3.  In the same pan add the rest of the onion, 2 cloves of the cracked garlic, string beans and peppers.  If the pan is dry add a little more oil.  Toss everything together until onions start to soften but not mushy. Everything  should soften but still have a crunch to it (think chinese vegetables). Season with salt and pepper. Add olives.  When veggies are cooked add them to the bowl with the potatoes. 

4.  Remove the meat from the marinade and add them to the same pan you've been using.  Sear for just a couple of minutes per side (depending on how thick or think your pieces are) until browned on the outside and still pink in the middle.  Once meat is cooked add all the veggies back to the pan with the meat and toss together.  Add a splash of  balsamic vinegar, toss again to coat with vinegar.  (You shouldn't need to add any salt to the meat because the marinade has plenty of salt.)

Printable Recipe for Filet Mignon Giambotta


Danielle said...

this looks sooooo good Michele!! I wish I had all those veggies in my pantry. Tonights dinner is a bit more plain than yours LOL

heartnsoulcooking said...

WOW!!! AWESOME!!! recipe with lots of GREAT!!! veggies.

Cathy said...

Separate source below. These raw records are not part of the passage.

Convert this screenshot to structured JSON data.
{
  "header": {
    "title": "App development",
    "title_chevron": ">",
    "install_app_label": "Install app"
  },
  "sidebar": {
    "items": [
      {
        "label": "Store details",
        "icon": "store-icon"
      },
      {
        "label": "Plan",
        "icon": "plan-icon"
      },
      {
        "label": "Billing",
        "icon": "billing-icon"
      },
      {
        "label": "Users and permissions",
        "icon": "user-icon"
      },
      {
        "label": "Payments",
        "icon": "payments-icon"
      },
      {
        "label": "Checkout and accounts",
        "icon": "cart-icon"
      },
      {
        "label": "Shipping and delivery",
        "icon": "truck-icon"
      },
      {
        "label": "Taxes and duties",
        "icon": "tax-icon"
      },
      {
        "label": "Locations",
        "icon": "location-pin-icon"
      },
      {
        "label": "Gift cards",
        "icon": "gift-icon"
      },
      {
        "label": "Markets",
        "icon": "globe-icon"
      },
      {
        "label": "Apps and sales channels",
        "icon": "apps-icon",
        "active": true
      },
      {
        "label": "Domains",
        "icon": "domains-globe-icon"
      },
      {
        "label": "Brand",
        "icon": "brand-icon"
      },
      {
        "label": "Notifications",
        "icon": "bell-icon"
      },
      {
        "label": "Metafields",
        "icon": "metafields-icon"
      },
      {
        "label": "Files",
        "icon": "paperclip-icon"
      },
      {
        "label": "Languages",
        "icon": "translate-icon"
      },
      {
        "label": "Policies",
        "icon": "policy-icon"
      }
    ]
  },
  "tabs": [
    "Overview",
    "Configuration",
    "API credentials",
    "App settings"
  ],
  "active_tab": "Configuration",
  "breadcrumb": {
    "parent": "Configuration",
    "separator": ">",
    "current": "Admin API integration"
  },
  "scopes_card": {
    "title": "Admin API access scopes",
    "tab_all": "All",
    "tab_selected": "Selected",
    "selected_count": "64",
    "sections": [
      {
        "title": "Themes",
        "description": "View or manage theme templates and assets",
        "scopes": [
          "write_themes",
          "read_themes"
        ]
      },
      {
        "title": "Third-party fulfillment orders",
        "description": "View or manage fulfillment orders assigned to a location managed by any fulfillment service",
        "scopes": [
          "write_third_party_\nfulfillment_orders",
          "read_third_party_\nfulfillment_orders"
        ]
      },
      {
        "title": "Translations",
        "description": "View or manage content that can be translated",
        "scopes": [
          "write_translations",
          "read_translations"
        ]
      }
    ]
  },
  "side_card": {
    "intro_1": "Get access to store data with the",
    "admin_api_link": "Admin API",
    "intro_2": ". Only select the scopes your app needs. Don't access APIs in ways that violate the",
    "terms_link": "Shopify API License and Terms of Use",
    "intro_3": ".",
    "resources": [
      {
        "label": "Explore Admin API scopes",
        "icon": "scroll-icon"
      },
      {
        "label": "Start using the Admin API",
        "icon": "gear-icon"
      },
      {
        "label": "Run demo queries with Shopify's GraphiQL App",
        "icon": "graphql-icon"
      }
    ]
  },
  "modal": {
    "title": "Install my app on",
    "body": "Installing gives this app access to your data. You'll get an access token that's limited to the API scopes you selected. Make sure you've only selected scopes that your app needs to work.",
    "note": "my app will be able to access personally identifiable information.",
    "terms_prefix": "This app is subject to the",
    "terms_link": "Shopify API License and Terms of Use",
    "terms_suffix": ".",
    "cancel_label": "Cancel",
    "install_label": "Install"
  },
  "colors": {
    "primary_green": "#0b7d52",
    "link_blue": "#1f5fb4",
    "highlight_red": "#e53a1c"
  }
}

Your picture is fine---it's making me hungry, in fact! I had a bowl of Total for dinner, so it's kind of hard for me to read your post without drooling. Seriously, I think this is one to try!

Pam said...

Yum, yum, yum! This looks like such a delicious and hearty dish.

Dionne said...

Wow, it's interesting to hear how dramatically her tastebuds changed! I hope that doesn't happen to me!

This looks amazing! Yummmmm!!!

teresa said...

you had me at filet mignon! i love this dish!

Bob said...

I love dishes that are more concept than science. It means you don't screw it up, you just alter it. Heh. Looks great!

Lisa said...

Giambotta is one of the first things I cooked when my friends and I got our first off-campus house in college. I followed a cookbook recipe from Elodia Rigante at the time and unfortunately it didn't turn out so good - my fault I'm sure since I was pretty unexperienced at cooking back then. I have yet to try it again but your post inspires me! Looks yummy!

AppleC said...

Looks fantastic! Love the music.

Michele said...

Dani - I'm sure yours was fabulous!

Thanks everyone!

Patti T. said...

Looks so appetizing with all the great colors. A one pot meal with so many delicious components, what more could you ask for.

Farmgirl Cyn said...

Looks and sounds delicious. And how can one go wrong with filet mignon?
I love the combination of the veggies...crusty potatoes, green beans, etc. Perfect for a winter meal, when one isn't cooking tenderloin on the grill!

Cheryl said...

Two of my favorite things together! YUM!

Stacey Snacks said...

I love chicken Giambotta as well.
This looks excellent, you can't go wrong with Lidia!
happy new year Michele!

Bridgett said...

This looks so scrumptious! I loved learning things from my grandmother but I wish she cared about eating and even cooking now. At least we have good memories, right? What a cool post.

Rosabela said...

I really enjoyed reading this post! I felt the love and respect you had (and still have) for your Nanny. :-)

Your giambotta sounds absolutely devine!

Culinary Alchemist said...

OMG that looks good..!!!! It's 1:00am and now I am hungry... LOL

john said...

This looks so good! I am probably getting some veggies in the supermarket! I can't wait to try it!
dining room table

Joanne said...

This looks so delicious, and very hearty! Perfect for this cold, wintry time of year. Enjoyed browsing here, best wishes!

Cristie said...

What a sweet story of your grandmother! The dish looks wonderful, I will have to give this a try. Delish!

megan said...

what a wonderful story, and your meal looks delicious. i love to just cook different meats and vegetables together - it tastes different every time!

Velva said...

This looks really good. Your grandmother would be very proud of your giambotta dish.

Potluck said...

This looks soooo good. Thanks so much for sharing this with us.